by Justin Tanis | Tweets, YouTube, Spotify ... how does all this technology relate to the classroom, especially for the less technical among us? The article Diverse Students Go Digital, from last week's Chronicle of Higher Education, details the practical ways in which professor Shawn Francis Peters engages at-risk students through social media and the pedagogical reasons for his choices.
Inklewriter is a program that allows you to create interactive books for free. By having your students select choices as they go through the book, you can present information that varies based on your students' selections. Or students can create a book themselves that presents different scenarios and possible outcomes. Here is a sample book that I've created that gives more ideas about how this could work with theological education.
This summer, those looking for information on Moodle Basics have two options: Monday, June 10 and Wednesday, June 26, from 1 pm to 4 pm. These workshops are geared for people new to Moodle or those who want to review the basic information about using it. WizIQ is also offering a free online course on Teaching With Moodle.
In July, for those who have the basics down, look for workshops on:
by Justin Tanis, Online Learning Coordinator | The GTU's Moodle site is now available in multiple languages: Greek, Hebrew, Spanish, French, and German, as well as English. In the upper right hand corner, you will find a drop down menu that allows you to change the language in which you see the navigation and other settings (it does not, however, translate any text that has been entered by a user).
Are you concerned about distraction in the classroom or when students are doing assignments? You are not alone. The Chronicle of Higher Education posted an article about Professor David M. Levy's use of meditation and other awareness techniques at the University of Washington to help his students concentrate and get more out of their learning experience. Some GTU instructors use an opening prayer or activity to help students spiritually center as they begin learning, which can benefit the mind as well as the soul.
Moodle gives you the option of creating a rubric as part of an assignment, which then lets you grade the assignment with a simple click of the mouse. You set up the criteria you want to use, then assign point values to each one, and Moodle will generate a table for you. All you need to do is click on the box which best represents your assessment of the student's work and Moodle assigns the points and calculates the grade:
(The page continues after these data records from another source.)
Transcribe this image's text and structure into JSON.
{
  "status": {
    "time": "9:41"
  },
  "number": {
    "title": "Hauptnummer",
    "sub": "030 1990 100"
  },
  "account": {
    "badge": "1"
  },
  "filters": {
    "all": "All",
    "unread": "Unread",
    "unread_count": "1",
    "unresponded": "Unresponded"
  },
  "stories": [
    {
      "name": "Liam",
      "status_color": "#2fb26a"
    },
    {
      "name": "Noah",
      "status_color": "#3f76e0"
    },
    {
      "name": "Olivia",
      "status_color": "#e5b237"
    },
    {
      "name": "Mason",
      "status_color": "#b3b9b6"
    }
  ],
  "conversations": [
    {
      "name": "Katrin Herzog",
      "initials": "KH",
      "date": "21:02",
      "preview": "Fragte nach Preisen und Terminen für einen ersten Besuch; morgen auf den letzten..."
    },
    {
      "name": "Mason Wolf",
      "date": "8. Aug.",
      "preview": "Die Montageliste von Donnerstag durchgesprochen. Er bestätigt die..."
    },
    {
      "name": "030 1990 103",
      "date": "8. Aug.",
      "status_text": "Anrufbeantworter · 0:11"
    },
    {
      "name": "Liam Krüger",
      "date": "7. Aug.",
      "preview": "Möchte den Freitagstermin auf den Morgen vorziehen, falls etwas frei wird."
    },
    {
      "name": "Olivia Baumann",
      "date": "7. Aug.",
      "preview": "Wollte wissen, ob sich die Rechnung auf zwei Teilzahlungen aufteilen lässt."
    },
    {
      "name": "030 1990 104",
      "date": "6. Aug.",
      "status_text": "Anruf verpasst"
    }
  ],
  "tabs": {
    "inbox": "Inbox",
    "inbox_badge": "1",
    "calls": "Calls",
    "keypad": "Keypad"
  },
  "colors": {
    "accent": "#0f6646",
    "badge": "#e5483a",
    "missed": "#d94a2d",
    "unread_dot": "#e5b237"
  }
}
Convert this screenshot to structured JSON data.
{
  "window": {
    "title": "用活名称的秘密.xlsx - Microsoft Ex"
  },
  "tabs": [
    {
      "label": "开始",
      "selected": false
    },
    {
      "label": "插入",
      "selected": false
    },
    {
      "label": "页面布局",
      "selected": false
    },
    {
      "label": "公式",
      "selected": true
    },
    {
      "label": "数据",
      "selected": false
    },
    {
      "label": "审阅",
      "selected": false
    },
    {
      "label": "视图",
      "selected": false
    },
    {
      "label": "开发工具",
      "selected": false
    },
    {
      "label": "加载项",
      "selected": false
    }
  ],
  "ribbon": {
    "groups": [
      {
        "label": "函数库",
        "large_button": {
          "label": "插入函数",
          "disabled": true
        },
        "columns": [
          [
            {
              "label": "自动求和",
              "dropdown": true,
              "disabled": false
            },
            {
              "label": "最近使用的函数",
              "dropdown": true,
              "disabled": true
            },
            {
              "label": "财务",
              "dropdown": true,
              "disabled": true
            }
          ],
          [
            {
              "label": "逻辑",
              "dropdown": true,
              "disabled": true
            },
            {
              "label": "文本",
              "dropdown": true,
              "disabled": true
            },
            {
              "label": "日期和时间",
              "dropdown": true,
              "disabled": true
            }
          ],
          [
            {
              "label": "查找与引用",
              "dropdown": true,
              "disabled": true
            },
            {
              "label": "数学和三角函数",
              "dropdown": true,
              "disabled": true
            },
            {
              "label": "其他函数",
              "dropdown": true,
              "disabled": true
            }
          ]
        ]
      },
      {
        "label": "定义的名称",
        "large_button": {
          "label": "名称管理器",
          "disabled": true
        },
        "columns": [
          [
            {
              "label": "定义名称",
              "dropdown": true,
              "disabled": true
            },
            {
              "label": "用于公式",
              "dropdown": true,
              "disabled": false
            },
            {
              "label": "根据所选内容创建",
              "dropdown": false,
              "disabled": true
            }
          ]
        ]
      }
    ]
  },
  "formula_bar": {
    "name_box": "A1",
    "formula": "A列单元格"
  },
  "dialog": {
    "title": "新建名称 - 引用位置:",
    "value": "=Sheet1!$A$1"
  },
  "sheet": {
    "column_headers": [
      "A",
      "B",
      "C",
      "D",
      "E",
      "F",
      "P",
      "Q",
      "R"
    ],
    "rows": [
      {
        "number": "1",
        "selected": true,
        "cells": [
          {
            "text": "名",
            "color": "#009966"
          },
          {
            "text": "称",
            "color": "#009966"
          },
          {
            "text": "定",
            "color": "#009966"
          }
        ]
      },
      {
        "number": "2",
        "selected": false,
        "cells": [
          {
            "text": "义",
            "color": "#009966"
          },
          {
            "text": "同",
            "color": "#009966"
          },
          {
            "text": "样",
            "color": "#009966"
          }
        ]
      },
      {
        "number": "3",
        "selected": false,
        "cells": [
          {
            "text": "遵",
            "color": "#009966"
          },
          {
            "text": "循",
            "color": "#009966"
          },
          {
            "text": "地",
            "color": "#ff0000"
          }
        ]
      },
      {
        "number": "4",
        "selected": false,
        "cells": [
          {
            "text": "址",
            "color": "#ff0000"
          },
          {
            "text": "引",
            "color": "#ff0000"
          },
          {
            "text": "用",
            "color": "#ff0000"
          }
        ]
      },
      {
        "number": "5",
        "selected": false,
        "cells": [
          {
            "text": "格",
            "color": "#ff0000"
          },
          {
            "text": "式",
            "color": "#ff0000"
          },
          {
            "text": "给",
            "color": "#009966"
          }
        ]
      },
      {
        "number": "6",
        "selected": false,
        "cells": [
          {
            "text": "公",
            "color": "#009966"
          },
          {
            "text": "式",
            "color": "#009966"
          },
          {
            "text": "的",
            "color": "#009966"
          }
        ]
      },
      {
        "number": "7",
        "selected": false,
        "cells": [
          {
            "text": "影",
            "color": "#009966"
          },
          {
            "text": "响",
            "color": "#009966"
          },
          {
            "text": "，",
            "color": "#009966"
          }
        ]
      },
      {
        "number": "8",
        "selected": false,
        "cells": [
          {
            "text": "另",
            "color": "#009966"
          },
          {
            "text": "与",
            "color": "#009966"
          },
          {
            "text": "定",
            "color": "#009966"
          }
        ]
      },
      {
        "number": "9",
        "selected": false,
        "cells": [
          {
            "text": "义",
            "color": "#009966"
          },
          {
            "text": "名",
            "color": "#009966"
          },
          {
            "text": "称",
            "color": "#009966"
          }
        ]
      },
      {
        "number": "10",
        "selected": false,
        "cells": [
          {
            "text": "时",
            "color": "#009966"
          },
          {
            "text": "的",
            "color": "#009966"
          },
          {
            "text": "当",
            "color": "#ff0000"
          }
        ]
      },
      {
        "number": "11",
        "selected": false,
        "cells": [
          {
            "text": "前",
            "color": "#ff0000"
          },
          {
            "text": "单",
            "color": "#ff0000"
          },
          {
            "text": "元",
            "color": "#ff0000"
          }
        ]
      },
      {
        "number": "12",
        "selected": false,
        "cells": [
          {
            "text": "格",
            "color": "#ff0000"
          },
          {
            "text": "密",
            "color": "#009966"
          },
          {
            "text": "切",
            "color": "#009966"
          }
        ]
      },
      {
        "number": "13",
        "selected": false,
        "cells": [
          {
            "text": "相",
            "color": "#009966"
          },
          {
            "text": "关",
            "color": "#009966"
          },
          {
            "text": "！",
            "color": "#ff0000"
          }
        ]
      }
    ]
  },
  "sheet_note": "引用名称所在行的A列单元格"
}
It's the end of the semester and here are a few pointers on using your grade book, with information about how to enter grades and return graded assignments to your students.The grade book will automatically calculate the weight of each assignment saving you from having to do the math. Below are several practical steps to enter grades and return papers.
It can be very helpful to know when your students are accessing your course and what they are engaged in; Moodle has several options that make this easy for you to see. This data can help you notice which students are really engaged with the material and who might be falling behind. It can also help you in planning your time--if you know, for example, which day of the week your students are most likely to post on forums, you can choose more effectively when you want to sign on to read them. There are two ways to do this in your course in Moodle.
by Laurie Isenberg, Director of Community & Continuing Education, Pacific School of Religion | Students who have successfully adjusted to online learning through preparation or experience are measurably more successful.